# Data records
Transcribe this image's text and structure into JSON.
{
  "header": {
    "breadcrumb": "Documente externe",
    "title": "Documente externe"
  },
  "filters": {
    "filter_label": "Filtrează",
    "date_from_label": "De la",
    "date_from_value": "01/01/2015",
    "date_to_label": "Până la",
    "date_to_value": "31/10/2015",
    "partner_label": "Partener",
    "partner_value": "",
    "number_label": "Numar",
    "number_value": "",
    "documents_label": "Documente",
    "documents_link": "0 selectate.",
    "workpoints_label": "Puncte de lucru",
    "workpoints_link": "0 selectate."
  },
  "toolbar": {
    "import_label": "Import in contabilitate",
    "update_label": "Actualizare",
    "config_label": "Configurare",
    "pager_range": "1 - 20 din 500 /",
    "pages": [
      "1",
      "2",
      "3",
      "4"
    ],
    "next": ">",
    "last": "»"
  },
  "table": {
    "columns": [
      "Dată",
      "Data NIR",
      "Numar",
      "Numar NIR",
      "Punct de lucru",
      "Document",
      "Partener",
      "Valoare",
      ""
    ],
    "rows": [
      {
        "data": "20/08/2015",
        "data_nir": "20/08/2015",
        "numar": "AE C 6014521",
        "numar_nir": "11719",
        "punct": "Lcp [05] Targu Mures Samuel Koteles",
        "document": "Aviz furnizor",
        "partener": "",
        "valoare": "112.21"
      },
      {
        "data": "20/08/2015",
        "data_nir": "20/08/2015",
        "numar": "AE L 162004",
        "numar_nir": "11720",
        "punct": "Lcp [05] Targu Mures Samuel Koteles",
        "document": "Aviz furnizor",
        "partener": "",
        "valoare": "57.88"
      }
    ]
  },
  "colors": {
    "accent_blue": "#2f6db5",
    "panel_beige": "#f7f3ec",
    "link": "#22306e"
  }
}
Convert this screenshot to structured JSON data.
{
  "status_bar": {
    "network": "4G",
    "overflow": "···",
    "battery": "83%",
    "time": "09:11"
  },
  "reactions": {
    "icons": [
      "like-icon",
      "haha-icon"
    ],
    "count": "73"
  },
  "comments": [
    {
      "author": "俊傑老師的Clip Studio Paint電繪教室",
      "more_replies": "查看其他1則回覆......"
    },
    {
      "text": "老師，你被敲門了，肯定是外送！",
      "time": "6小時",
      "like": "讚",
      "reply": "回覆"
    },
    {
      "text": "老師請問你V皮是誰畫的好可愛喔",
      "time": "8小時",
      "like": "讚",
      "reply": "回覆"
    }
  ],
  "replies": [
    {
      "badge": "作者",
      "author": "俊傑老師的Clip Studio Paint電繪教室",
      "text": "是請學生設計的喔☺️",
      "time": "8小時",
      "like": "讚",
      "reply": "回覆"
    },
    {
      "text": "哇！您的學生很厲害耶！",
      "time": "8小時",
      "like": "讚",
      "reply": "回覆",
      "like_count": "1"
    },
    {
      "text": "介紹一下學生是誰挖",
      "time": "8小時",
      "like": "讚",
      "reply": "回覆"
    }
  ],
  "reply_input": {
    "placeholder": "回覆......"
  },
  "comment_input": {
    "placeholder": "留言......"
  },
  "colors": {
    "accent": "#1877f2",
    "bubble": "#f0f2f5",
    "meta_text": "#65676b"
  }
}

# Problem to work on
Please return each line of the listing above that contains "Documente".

# Task answer
    "breadcrumb": "Documente externe",
    "title": "Documente externe"
    "documents_label": "Documente",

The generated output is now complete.